Most businesses that franchise don’t have enough capital at the outset.
The lack of capital to grow is a fundamental reason why businesses adopt franchising as their growth strategy in the first place. This is referred to as the capital constraints theory to explain why franchising occurs.
The difficulties arising from a lack of capital for start-up franchisors can be due to an underestimation of the costs involved, or the requirement to outlay money in preparing the business for franchising before it can actually receive any external capital from franchisees joining the system.
So whether a business franchises or not, it is still likely to face the problem of a lack of growth capital.
So how much do you need before you start franchising?
The answer will depend on your individual circumstances and existing preparedness.
If you do not have the funds to open and operate additional outlets to demonstrate proof of your concept, you will need a lot more capital before franchising than other businesses which already have multiple outlets.
Establishing additional outlets to determine proof of concept may be necessary regardless of whether or not franchising is chosen as the preferred growth strategy, so it could be argued that this is a generic capital requirement, rather than one specific to franchising.
Likewise, refining and documenting your operating procedures, and establishing monitoring systems to remotely assess the performance of outlets could also be argued as a cost that must be incurred regardless of whether franchising or some other multi-outlet method of growth is chosen.
This would leave the cost of developing franchisee recruitment procedures and promotion, training and induction systems, plus the cost of legal documentation as the only costs specific to franchising that potentially won’t be found in other growth strategies.
For these costs alone, the capital required will vary according to the nature of the business itself.
If, for example, the business is a mobile, home-based service business, these franchise-specific costs could be roughly equal to or slightly greater than the price at which franchises may be subsequently offered. (e.g. if it is anticipated that future franchises will be offered at say $30,000 each, then it is likely that the start-up franchisor will need to spend this much up front to cover their franchise-specific costs).
If on the other hand the business is a fixed location service or retail business with much greater complexity than a home-based service business, and consequently will incur greater expense after fitout, equipment and stock for a franchisee to acquire, so too will the franchising-specific costs be greater in overall dollar terms, but lower as a proportion of a future franchisee’s investment.
For example, if a coffee shop is to be franchised and would be offered to potential franchisees at an initial all-up investment of $250,000, then the aspiring franchisor would probably incur franchising-specific costs of somewhere between one-fifth and one third of this amount (i.e. between $50,000 and approximately $80,000).
Remember that the examples given above refer only to franchising-specific costs, and that significant other costs will be incurred to establish proof of concept, system documentation, and monitoring systems regardless of whether franchising or another multi-outlet growth strategy is chosen.
Only after these costs have been incurred is a business truly ready for franchising, so if it doesn’t have sufficient capital to cover these outlays from the beginning, then its chances of franchising successfully are limited.
In spite of this, there are many entrepreneurs who proudly claim that they started franchising their businesses without any money, but then later admit they would do things very differently (with a lot more planning and capital resources beforehand) if they had their time over again.
Business owners thinking of franchising their business must be cautious to fully assess the costs of firstly preparing their business for growth, and then preparing it for franchising before committing to a course of action.
Franchise consultants offering to franchise your business for you for a five or six figure sum should be queried in depth about the proportion of the fees that will be expended on generic preparation for growth, and the proportion of fees that will be expended on franchising-specific costs.
If you are not satisfied with the answer provided, or feel that the costs involved are prohibitive, then be prepared to walk away.
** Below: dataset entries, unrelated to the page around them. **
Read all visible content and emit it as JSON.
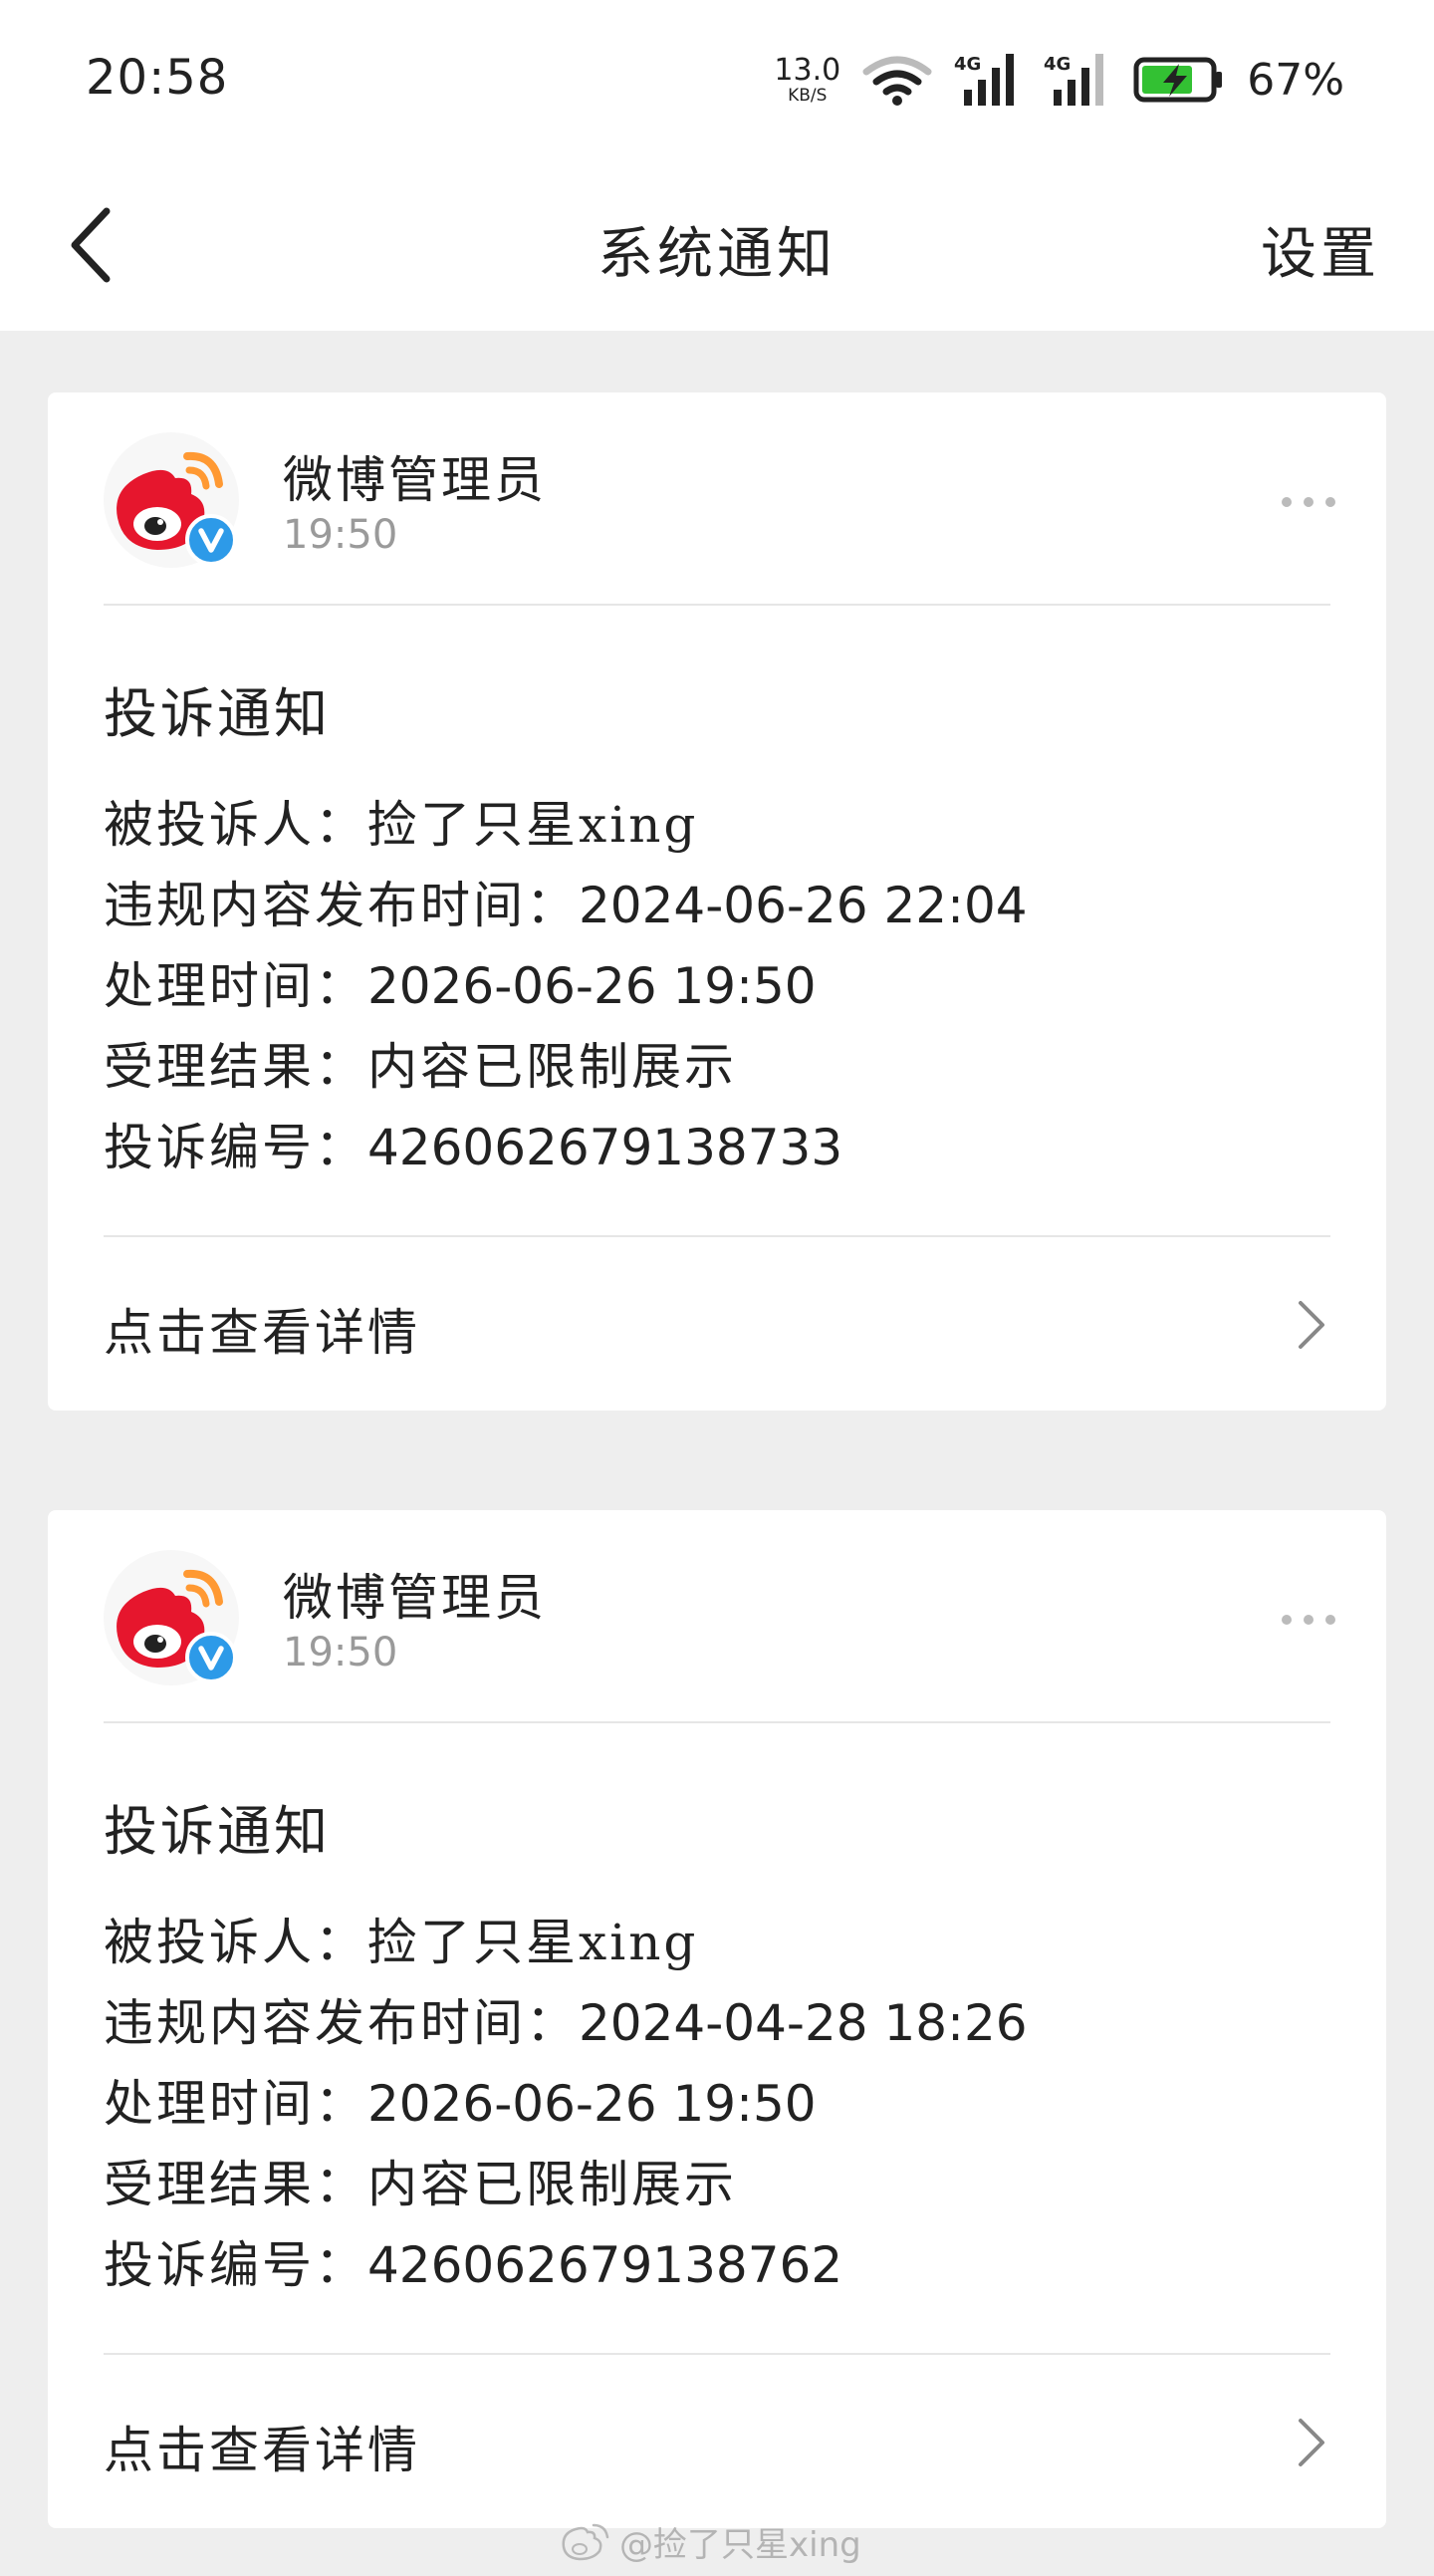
{
  "status_bar": {
    "time": "20:58",
    "net_speed_value": "13.0",
    "net_speed_unit": "KB/S",
    "signal_1_label": "4G",
    "signal_2_label": "4G",
    "battery_percent": "67%"
  },
  "header": {
    "title": "系统通知",
    "settings_label": "设置",
    "back_icon": "chevron-left-icon"
  },
  "colors": {
    "background": "#eeeeee",
    "card": "#ffffff",
    "weibo_red": "#e6162d",
    "weibo_orange": "#ff9933",
    "verified_blue": "#2d9ae8",
    "battery_green": "#33c133",
    "muted_text": "#9a9a9a"
  },
  "notifications": [
    {
      "sender": "微博管理员",
      "time": "19:50",
      "title": "投诉通知",
      "fields": {
        "complainee_label": "被投诉人：",
        "complainee_value": "捡了只星xing",
        "publish_time_label": "违规内容发布时间：",
        "publish_time_value": "2024-06-26 22:04",
        "process_time_label": "处理时间：",
        "process_time_value": "2026-06-26 19:50",
        "result_label": "受理结果：",
        "result_value": "内容已限制展示",
        "complaint_no_label": "投诉编号：",
        "complaint_no_value": "426062679138733"
      },
      "details_label": "点击查看详情"
    },
    {
      "sender": "微博管理员",
      "time": "19:50",
      "title": "投诉通知",
      "fields": {
        "complainee_label": "被投诉人：",
        "complainee_value": "捡了只星xing",
        "publish_time_label": "违规内容发布时间：",
        "publish_time_value": "2024-04-28 18:26",
        "process_time_label": "处理时间：",
        "process_time_value": "2026-06-26 19:50",
        "result_label": "受理结果：",
        "result_value": "内容已限制展示",
        "complaint_no_label": "投诉编号：",
        "complaint_no_value": "426062679138762"
      },
      "details_label": "点击查看详情"
    }
  ],
  "watermark": "@捡了只星xing"
}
After all, franchising is a great way to grow a business, but it’s not the only way to grow a business.
Jason Gehrke is the director of the Franchise Advisory Centre and has been involved in franchising for more than 20 years at franchisee, franchisor and advisor level. He advises potential and existing franchisors and franchisees, and conducts franchise education programs throughout Australia. He also publishes Franchise News & Events, a fortnightly email news bulletin on franchising issues and trends.